Still from ‘THIS IS NOT a manifesto'

The human tendency towards storytelling is what makes us different from other living things. Without this, we wouldn’t be where we are today. Today the question is: are we going to tell the story of the end of our species, or will we instead imagine a new reality? Many utopias have gone wrong over the last century, leading people to be naturally suspicious, but we urgently need different stories about our role in the world and relationship to our natural environment. Stories like the ones that have been told for centuries by Indigenous groups, but have been silenced by colonialism, violence and genocide.

Marz Saffore and the Decolonize This Place! Initiative, the Solarpunk Movement, Kate Raworth’s Donut Economics, Rob Hopkins’ Transition Towns, the WEAll network for  new economics and Monica Guerra’s Comida do Amanhã. These are some ideas and projects that are already creating possible futures in this present moment. Many of them are being created by women, or using the principles of feminine energy that have been so buried in the last centuries. When Trump ridicules Greta Thunberg, or Bolsonaro is accused of involvement in the murder of Marielle Fraco - the Brazilian LGBTQ+, human rights activist - it demonstrates a fear and resistance to a more diverse, feminine, fair and less human-centered world. 

Ecofeminist Vandana Shiva has proposed that women have connections beyond the visible world.

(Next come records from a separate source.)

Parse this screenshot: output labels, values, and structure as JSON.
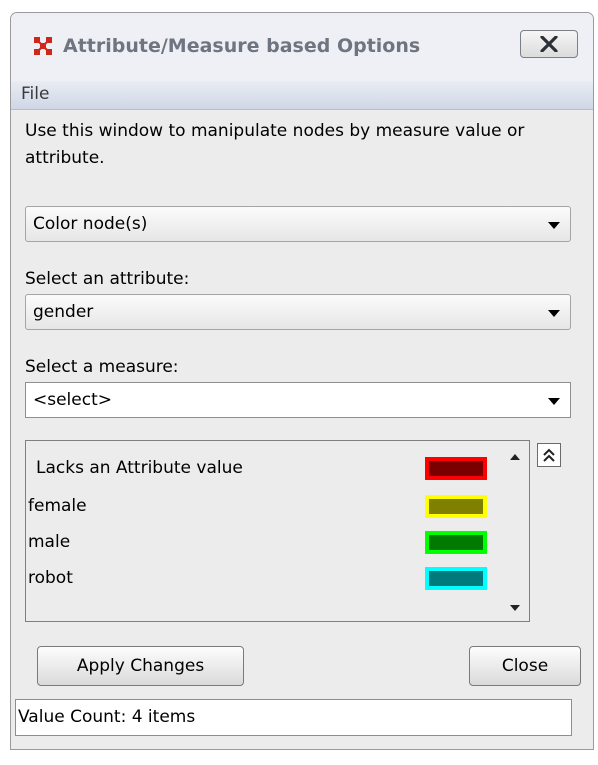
{
  "window": {
    "title": "Attribute/Measure based Options",
    "icon": "network-nodes-icon",
    "accent_color": "#d0271b"
  },
  "menu": {
    "file_label": "File"
  },
  "description": "Use this window to manipulate nodes by measure value or attribute.",
  "action_select": {
    "value": "Color node(s)"
  },
  "attribute": {
    "label": "Select an attribute:",
    "value": "gender"
  },
  "measure": {
    "label": "Select a measure:",
    "value": "<select>"
  },
  "legend": {
    "items": [
      {
        "label": "Lacks an Attribute value",
        "border": "#ff0000",
        "fill": "#7a0000"
      },
      {
        "label": "female",
        "border": "#ffff00",
        "fill": "#7f7f00"
      },
      {
        "label": "male",
        "border": "#00ff00",
        "fill": "#007a00"
      },
      {
        "label": "robot",
        "border": "#00ffff",
        "fill": "#007a7a"
      }
    ]
  },
  "buttons": {
    "apply_label": "Apply Changes",
    "close_label": "Close"
  },
  "status": {
    "text": "Value Count: 4 items"
  }
}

This feminine ability has been repressed in recent centuries because of the capitalist reductionist paradigm, unable to realise the interconnectedness between Earth, women and creation.

Imagining a new future for humanity depends entirely on being able to hear these stories, because placing humans as the central beings on a planet full of other life forms - some that have been here much longer than us - is gradually driving us out of here. 

Words by Maria Clara Parente
Maria Clara Parente is a Rio de Janeiro based journalist, artist and documentarist. She is the co-founder of This is not the Truth, a platform for Emerging Narratives that explores possible futures in the present.